The impact of sleep deprivation on visual perspective taking
Research output: Contribution to journal › Article › peer-review
Colleges, School and Institutes
Total sleep deprivation (TSD) is known to alter cognitive processes. Surprisingly little attention has been paid to its impact on social cognition. Here, we investigated whether TSD alters levels‐1 and ‐2 visual perspective‐taking abilities, i.e. the capacity to infer (a) what can be seen and (b) how it is seen from another person's visual perspective, respectively. Participants completed levels‐1 and ‐2 visual perspective‐taking tasks after a night of sleep and after a night of TSD. In these tasks, participants had to take their own (self trials) or someone else's (other trials) visual perspective in trials where both perspectives were either the same (consistent trials) or different (inconsistent trials). An instruction preceding each trial indicated the perspective to take (i.e. the relevant perspective). Results show that TSD globally deteriorates social performance. In the level‐1 task, TSD affects the selection of relevant over irrelevant perspectives. In the level‐2 task, the effect of TSD cannot be unequivocally explained. This implies that visual perspective taking should be viewed as partially state‐dependent, rather than a wholly static trait‐like characteristic.
|Number of pages||8|
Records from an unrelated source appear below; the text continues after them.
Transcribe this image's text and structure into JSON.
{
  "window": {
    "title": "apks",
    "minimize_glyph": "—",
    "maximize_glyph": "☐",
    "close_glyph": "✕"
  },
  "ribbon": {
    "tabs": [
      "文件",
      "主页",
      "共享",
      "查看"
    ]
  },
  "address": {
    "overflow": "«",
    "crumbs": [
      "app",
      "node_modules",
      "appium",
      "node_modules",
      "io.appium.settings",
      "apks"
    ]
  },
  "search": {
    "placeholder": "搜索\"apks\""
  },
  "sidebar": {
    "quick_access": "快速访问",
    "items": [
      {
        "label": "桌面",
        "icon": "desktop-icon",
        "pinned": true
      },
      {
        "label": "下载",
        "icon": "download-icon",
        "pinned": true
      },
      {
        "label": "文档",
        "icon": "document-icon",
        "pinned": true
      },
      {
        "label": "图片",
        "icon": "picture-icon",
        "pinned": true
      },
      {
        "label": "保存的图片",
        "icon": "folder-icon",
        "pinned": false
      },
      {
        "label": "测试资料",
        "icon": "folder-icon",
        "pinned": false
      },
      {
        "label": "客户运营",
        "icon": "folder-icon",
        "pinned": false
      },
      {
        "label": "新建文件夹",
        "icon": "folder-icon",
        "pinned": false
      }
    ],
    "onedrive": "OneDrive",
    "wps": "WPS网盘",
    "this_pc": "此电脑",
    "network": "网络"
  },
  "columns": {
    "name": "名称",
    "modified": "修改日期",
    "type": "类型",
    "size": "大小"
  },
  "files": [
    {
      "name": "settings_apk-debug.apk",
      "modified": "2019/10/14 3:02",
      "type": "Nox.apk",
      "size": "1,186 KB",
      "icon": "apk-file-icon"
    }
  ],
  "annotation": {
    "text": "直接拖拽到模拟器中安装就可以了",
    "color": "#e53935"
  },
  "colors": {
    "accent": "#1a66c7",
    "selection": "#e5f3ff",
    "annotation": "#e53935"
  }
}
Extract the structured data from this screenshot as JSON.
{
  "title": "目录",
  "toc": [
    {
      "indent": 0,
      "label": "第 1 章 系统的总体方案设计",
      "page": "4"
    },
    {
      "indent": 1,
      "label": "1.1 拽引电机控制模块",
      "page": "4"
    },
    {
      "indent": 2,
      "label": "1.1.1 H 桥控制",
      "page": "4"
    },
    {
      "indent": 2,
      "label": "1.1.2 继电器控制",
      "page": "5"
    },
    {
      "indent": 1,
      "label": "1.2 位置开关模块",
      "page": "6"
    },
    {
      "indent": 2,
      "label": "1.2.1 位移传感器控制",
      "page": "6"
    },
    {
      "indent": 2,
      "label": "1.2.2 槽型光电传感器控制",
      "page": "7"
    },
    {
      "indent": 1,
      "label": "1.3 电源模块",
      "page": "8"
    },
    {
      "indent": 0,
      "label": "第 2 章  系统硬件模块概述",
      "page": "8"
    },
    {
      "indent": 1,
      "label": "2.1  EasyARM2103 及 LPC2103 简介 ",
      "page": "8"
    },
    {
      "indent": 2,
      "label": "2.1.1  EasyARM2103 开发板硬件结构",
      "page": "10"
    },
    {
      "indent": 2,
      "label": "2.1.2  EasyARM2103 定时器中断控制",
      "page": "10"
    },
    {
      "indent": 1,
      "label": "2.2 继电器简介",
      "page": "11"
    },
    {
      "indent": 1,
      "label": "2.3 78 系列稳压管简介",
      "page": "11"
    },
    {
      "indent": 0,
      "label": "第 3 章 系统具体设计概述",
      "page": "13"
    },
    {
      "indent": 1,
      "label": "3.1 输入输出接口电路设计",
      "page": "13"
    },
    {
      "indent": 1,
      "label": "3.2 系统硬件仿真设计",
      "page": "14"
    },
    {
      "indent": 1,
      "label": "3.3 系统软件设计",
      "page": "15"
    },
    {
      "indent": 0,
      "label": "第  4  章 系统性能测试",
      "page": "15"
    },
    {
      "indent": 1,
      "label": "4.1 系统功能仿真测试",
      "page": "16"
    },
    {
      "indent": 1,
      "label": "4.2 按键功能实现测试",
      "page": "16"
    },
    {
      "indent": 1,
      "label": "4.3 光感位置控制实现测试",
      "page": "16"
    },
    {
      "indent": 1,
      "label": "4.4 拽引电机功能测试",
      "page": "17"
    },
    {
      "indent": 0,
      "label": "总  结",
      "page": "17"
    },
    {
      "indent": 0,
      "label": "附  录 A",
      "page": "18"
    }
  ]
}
|Journal||Journal of Sleep Research|
|Early online date||11 Oct 2017|
|Publication status||Published - 8 Mar 2018|